# WORK INSTRUCTION:
Would you print all of the records below exactly, without skipping any?

# RECORDED INFORMATION:

..........

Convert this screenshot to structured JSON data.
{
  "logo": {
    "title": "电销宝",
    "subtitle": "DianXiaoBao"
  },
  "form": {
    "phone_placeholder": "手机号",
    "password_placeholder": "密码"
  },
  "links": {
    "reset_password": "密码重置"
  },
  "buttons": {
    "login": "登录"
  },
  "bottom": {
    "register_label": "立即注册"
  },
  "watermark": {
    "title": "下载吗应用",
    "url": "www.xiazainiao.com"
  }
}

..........

# TASK SOLUTION:
Convert this screenshot to structured JSON data.
{
  "logo": {
    "title": "电销宝",
    "subtitle": "DianXiaoBao"
  },
  "form": {
    "phone_placeholder": "手机号",
    "password_placeholder": "密码"
  },
  "links": {
    "reset_password": "密码重置"
  },
  "buttons": {
    "login": "登录"
  },
  "bottom": {
    "register_label": "立即注册"
  },
  "watermark": {
    "title": "下载吗应用",
    "url": "www.xiazainiao.com"
  }
}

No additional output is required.